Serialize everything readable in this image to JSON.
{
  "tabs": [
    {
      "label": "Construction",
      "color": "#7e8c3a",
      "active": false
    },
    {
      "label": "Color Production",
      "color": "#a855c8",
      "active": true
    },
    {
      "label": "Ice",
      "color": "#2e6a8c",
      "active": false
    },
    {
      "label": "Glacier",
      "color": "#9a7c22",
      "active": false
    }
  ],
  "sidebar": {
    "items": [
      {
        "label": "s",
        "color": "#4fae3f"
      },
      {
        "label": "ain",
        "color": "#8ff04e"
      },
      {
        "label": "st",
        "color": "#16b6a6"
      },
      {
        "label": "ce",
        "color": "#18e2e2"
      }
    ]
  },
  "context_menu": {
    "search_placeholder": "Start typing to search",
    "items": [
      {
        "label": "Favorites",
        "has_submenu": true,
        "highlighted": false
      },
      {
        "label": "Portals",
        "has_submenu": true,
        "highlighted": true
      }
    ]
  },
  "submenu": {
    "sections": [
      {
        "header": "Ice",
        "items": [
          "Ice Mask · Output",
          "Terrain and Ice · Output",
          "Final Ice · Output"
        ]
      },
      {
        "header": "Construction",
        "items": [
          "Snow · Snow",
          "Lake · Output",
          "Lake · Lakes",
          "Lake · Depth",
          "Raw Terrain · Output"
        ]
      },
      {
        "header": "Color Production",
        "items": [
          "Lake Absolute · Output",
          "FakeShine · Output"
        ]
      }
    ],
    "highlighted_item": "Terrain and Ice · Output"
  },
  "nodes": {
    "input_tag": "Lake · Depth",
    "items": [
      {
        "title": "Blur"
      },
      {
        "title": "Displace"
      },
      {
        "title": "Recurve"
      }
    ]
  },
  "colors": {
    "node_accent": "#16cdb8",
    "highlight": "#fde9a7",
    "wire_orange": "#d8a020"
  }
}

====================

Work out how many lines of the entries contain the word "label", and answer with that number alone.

10